Not all of the items on the list would be of value to everyone and not everyone would agree that all of them are "truths" about grief. But I think it's likely worth bereaved people's time to go through the list and judge for themselves what applies to them personally, for doing so affirms that people who grieve have a great deal in common.
As a bonus, some of the items listed are actually hyperlinks that point to additional information on the topic addressed. For instance, "when people offer support, take them up on it" is linked to a post describing a journaling exercise that helps you "map" your support system; and "people will say stupid, hurtful things without even realizing it" leads to a post about what not to say to a bereaved person.
• "People will tell you things that aren't true about your grief." Indeed, they will and they do, and I came to realize that I have a choice when that happens: Either tell them what the truth is about my grief; or be silent, letting them do whatever they'd like to do with their point of view and still holding on to my own view.
• "You grieve your past, present, and future with that person." Oh my, yes, all dimensions of time continue to include the presence of the deceased. And the present and the future continue to have a powerful aura of mystery to me, for I cannot know how things might have been different had my loved one not died.

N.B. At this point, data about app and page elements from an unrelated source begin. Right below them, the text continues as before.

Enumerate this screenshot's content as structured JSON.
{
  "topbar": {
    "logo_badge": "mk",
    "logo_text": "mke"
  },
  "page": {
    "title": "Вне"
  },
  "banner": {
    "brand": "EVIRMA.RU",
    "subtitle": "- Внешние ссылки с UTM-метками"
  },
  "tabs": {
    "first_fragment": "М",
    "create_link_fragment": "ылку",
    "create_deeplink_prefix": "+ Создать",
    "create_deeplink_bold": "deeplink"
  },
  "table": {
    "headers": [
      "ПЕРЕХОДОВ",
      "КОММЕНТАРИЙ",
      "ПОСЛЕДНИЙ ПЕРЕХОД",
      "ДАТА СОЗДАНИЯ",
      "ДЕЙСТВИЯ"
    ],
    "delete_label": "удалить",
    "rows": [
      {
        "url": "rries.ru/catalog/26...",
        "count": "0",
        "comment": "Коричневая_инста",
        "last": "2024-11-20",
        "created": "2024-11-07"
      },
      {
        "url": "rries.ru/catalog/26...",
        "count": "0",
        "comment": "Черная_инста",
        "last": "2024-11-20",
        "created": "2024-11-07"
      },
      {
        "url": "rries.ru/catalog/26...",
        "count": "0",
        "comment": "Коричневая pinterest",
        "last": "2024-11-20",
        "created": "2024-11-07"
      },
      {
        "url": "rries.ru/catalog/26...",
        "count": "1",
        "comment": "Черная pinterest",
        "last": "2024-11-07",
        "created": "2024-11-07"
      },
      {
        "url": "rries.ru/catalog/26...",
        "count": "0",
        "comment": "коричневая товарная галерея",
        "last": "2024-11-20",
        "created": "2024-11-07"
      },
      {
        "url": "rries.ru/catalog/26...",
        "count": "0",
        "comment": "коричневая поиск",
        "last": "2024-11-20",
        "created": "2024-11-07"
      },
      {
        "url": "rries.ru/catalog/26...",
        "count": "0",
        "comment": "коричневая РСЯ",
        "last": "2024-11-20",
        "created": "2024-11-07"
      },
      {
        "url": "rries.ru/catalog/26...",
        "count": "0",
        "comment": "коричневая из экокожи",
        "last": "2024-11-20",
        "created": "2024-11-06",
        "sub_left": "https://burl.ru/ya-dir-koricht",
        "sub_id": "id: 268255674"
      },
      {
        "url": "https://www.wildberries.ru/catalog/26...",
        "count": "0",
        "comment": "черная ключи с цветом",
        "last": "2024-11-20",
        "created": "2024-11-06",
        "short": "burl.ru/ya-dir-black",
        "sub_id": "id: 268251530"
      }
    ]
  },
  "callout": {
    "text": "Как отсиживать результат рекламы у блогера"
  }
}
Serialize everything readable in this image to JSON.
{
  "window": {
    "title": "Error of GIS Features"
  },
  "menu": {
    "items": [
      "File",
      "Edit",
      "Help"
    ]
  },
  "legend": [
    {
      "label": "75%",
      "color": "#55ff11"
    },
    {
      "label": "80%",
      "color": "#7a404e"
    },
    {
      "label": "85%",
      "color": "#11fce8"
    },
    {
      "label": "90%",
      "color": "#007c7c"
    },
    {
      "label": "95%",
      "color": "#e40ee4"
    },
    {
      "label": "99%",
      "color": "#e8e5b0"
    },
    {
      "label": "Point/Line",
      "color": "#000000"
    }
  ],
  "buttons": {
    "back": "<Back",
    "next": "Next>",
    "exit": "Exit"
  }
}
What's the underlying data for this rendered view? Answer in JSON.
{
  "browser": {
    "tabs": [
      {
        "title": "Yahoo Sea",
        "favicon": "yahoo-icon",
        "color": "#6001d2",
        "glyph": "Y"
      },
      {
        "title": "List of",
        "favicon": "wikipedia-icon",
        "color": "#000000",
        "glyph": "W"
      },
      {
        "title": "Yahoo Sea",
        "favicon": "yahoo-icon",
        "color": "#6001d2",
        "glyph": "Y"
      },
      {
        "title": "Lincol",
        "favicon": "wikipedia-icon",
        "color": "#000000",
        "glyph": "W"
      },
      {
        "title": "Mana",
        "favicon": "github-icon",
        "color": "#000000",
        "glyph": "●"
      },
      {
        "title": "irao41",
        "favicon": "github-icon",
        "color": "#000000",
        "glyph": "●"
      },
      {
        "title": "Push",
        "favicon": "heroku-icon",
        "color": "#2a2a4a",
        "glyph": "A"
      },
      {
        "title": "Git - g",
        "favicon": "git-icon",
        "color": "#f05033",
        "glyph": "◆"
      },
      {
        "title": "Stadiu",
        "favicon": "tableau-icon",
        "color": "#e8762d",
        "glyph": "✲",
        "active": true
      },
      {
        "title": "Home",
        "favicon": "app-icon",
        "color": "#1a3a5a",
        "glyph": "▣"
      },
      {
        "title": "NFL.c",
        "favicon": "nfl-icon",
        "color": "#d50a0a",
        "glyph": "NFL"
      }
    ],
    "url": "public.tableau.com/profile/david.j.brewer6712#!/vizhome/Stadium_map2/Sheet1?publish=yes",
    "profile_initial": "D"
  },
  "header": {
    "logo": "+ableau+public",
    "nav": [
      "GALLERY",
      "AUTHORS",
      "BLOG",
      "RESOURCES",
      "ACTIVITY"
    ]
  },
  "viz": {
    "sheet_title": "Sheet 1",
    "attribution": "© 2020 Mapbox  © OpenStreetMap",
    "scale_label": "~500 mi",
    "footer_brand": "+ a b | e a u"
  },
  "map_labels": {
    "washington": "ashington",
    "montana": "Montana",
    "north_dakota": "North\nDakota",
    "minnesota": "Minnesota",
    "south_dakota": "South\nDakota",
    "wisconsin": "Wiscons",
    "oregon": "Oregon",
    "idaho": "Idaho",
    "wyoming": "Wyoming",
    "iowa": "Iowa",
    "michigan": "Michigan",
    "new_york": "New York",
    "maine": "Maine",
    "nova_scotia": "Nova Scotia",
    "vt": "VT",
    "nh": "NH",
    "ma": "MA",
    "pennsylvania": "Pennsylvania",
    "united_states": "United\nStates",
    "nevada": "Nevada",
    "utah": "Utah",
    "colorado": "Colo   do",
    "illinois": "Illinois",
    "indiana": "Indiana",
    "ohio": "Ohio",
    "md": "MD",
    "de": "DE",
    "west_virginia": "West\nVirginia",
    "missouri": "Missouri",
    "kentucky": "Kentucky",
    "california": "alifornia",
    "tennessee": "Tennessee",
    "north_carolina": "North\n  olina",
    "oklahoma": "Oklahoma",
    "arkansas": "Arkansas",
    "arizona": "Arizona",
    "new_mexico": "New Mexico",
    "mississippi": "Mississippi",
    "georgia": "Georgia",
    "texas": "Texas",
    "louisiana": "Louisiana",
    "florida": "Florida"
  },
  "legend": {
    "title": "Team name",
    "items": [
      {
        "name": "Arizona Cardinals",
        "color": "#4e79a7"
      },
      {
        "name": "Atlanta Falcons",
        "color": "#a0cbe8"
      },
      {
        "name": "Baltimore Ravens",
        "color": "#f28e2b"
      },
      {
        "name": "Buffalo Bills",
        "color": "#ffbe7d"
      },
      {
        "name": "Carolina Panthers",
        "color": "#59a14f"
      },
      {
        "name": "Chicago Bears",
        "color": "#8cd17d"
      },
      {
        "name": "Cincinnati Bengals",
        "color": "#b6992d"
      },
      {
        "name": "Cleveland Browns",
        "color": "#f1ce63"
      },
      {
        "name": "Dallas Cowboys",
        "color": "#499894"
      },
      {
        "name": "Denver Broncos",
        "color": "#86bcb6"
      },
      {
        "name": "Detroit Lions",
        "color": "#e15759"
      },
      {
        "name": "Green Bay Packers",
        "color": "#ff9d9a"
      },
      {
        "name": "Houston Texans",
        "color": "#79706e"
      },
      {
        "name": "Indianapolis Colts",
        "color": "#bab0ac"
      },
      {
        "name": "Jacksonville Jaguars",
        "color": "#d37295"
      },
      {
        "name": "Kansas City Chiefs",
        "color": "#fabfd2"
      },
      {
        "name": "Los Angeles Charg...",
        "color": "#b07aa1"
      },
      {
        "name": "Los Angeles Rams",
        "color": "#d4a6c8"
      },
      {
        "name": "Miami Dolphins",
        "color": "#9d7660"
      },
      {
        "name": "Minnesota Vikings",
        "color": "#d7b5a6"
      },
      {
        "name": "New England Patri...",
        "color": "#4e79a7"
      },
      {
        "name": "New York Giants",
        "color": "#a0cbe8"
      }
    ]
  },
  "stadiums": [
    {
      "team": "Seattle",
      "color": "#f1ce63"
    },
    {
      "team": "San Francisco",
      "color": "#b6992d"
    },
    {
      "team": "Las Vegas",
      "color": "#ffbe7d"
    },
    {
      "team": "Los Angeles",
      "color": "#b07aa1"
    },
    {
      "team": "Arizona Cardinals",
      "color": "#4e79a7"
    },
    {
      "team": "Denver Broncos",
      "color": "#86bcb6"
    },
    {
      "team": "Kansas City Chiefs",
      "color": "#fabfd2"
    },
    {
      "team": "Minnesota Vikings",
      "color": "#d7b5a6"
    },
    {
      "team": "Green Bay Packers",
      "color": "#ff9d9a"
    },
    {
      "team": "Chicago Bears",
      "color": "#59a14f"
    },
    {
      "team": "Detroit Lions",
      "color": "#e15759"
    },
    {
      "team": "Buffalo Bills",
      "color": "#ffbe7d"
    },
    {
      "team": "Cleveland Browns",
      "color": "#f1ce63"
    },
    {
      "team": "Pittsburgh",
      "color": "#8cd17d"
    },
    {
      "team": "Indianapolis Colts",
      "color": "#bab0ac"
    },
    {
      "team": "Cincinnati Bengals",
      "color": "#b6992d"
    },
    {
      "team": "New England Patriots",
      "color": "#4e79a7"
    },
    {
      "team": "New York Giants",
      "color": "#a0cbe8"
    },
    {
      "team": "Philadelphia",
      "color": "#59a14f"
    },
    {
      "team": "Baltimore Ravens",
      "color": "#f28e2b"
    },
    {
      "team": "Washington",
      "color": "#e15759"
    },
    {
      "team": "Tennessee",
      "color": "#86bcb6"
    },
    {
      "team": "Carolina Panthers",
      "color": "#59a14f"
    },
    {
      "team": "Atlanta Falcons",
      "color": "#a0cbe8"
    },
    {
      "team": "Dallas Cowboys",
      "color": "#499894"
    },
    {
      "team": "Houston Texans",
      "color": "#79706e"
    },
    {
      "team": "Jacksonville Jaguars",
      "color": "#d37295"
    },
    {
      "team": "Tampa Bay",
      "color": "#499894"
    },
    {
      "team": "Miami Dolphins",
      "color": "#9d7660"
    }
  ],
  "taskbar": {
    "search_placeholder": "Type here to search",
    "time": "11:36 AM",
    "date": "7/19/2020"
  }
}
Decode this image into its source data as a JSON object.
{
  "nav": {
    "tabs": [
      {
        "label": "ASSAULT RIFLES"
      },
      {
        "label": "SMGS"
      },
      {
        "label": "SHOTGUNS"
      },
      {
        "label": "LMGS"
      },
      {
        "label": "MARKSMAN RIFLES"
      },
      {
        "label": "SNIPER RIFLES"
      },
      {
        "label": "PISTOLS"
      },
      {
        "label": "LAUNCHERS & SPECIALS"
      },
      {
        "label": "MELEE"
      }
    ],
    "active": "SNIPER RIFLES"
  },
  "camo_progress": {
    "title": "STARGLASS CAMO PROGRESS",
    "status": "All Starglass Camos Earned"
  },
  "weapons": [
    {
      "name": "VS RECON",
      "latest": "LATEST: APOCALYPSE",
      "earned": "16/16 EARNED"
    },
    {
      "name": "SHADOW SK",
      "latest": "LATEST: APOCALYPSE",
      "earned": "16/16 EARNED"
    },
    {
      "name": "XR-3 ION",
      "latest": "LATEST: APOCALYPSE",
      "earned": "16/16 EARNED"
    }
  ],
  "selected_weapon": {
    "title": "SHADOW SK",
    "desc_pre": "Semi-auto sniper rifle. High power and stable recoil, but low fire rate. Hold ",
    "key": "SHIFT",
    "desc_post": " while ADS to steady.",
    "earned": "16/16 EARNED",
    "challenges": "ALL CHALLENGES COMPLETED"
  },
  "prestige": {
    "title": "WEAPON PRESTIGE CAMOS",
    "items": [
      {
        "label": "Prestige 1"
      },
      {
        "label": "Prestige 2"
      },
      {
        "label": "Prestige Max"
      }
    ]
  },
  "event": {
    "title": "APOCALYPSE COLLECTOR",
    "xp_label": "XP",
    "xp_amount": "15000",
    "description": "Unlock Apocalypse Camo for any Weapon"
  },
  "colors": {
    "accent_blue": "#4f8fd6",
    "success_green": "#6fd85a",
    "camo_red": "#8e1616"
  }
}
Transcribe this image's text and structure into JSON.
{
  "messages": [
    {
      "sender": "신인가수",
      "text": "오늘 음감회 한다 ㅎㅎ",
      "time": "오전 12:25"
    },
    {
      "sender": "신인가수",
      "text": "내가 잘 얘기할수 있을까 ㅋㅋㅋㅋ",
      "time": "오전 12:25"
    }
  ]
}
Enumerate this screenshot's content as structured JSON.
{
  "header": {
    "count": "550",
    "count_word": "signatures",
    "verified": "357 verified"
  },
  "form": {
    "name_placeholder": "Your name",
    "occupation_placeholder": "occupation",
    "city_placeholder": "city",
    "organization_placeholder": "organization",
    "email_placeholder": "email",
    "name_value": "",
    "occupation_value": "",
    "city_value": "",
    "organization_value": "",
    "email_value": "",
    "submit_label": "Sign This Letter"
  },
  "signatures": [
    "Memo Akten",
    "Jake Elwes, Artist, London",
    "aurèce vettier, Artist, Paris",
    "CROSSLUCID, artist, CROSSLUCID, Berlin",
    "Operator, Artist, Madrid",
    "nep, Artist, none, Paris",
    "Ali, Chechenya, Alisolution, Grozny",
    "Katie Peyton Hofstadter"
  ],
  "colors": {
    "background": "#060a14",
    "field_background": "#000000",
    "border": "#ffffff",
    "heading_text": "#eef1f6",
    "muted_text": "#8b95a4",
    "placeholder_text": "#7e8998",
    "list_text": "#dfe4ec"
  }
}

• "You can't compare grief or compare losses, though people will try." This can be a hard lesson in the case of losing someone to trauma, but I've come to see that things are simply different in various circumstances and for various people -- not better or worse or more or less: They're just different, and that's all.
• "Talking isn't the only way to express and process emotions." I've heard it said many times, "you have to talk about it," and I encourage people to talk about their feelings if they want to. But I've come to know that many, many things people do after a loss can be expressions of their feelings, and whether those things are shared with anyone else is sometimes irrelevant.
• "Meeting new people, who never knew the person who died, can be hard and sad." I found this to be true right from the start and only partly remediable, and especially now that many years have passed, sometimes the only thing I can do with my memories is cherish them myself.
• "The grief process is about not only mourning the loss, but getting to know yourself as a different person." I've come to believe that this is the central feature of grief: The world is a different place, and I am a different person who is navigating his way through that changed world.
Please take a look at Litsa's original post and see which of the "64 things" rings true to you.